“They have put so much pressure on the scarce resources because the states, as we know them today, are not platforms for wealth creation, but for wealth sharing. The more the number of states and local government areas a people can boast of, the greater the chunk of the ‘national cake’ they take home every month.
“This act of robbing Peter to pay Paul, which I term feeding bottle federalism, is at the heart of poor governance, underdevelopment, indolence, and ineptitude in the Nigerian federation. It is also the reason financial trepidation grips the land each time there is a hiccup in the flow of free money, usually occasioned in the crash in oil price.
Ekweremadu called for a reduction in the number of federating units and the devolution of more powers to the federating units as the centre has obviously bitten off more than it could actually chew.
“It is best for the nation to return to the regional arrangement with six geopolitical zones as federating units. This will help us to shrink the size and cost of governance and to increase the volume of resources available to the regions. It will cut down the cost of governance drastically and help the federating units to benefit from economies of scale, particularly in mega-development projects.
“With just six regional capitals, the current states can serve as small provinces for administrative convenience. Through such an arrangement, we can do away with 30 government houses, state assemblies, and all their associated offices and paraphernalia.
“This redistribution of powers is expected ultimately to result in the reconfiguration of resource allocation formulas to provide for the new responsibilities of the federating units. The Federal Government of Nigeria should essentially concern itself with defence, foreign relations, and such key central roles as are normally the responsibility of the federal government in developed federal states.”
Meanwhile, President Muhammadu Buhari, former Head of State, Gen. Yakubu Gowon (rtd); Senate President Bukola Saraki and Speaker of the House of Representatives, Yakubu Dogara, are among eminent Nigerians billed to grace the public presentation of Ekweremadu’s book tomorrow.
The presentation will take place at the International Conference Centre (ICC), Abuja.
Briefing journalists on the presentation yesterday in Abuja, Chairman of the Organising Committee, Professor Offornze Amucheazi, said the presentation would feature a dialogue by academics and technocrats whom he said would share their views on the book’s thematic pre-occupation.
He listed the personalities to include Prof.
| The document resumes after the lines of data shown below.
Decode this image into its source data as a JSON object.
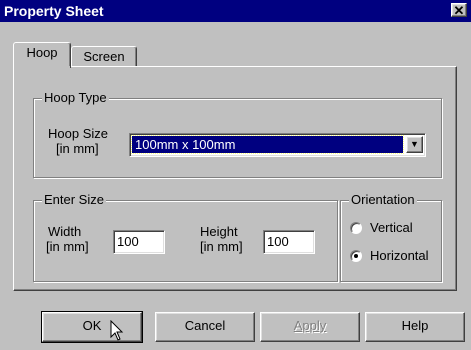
{
  "window": {
    "title": "Property Sheet",
    "close_glyph": "✕"
  },
  "tabs": [
    {
      "label": "Hoop",
      "active": true
    },
    {
      "label": "Screen",
      "active": false
    }
  ],
  "hoop_type": {
    "group_label": "Hoop Type",
    "hoop_size_label_line1": "Hoop Size",
    "hoop_size_label_line2": "[in mm]",
    "selected_value": "100mm x 100mm",
    "arrow_icon": "chevron-down-icon"
  },
  "enter_size": {
    "group_label": "Enter Size",
    "width_label_line1": "Width",
    "width_label_line2": "[in mm]",
    "width_value": "100",
    "height_label_line1": "Height",
    "height_label_line2": "[in mm]",
    "height_value": "100"
  },
  "orientation": {
    "group_label": "Orientation",
    "options": [
      {
        "label": "Vertical",
        "selected": false
      },
      {
        "label": "Horizontal",
        "selected": true
      }
    ]
  },
  "buttons": {
    "ok": "OK",
    "cancel": "Cancel",
    "apply": "Apply",
    "help": "Help"
  },
  "colors": {
    "titlebar": "#000080",
    "face": "#c0c0c0",
    "selection": "#000080"
  }
}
Pat Utomi; Prof. Sam Egwu of the Department of Political Science, University of Jos and the Emir of Kano, Muhammadu Sanusi II.
According to Amucheazi, Ekweremadu in the book, made a modest attempt to dissect the problems facing Nigeria with a view to sharing his own ideas on the way forward.
He also said the book was designed to challenge leaders and all Nigerians to find creative solutions to the myriad of problems confronting the country.
He said: “The ideas he expressed in the book are generally to beseech Nigerians to engage in good faith discourse on how to make the Nigeria project work for all of us.
“It is hoped that this intellectual discourse will provoke ideas that will boost governance at all levels for the benefit of all Nigerians. We solicit your support to make the occasion a success.”
Amucheazi, who is a Professor of Law, further disclosed that whereas the book presentation was initially scheduled to take place immediately after the 2015 general election, former President Goodluck Jonathan’s non-assent to the Fourth Alteration Constitution (Amendment) Bill stalled the initial plan and propelled the author to revisit the book.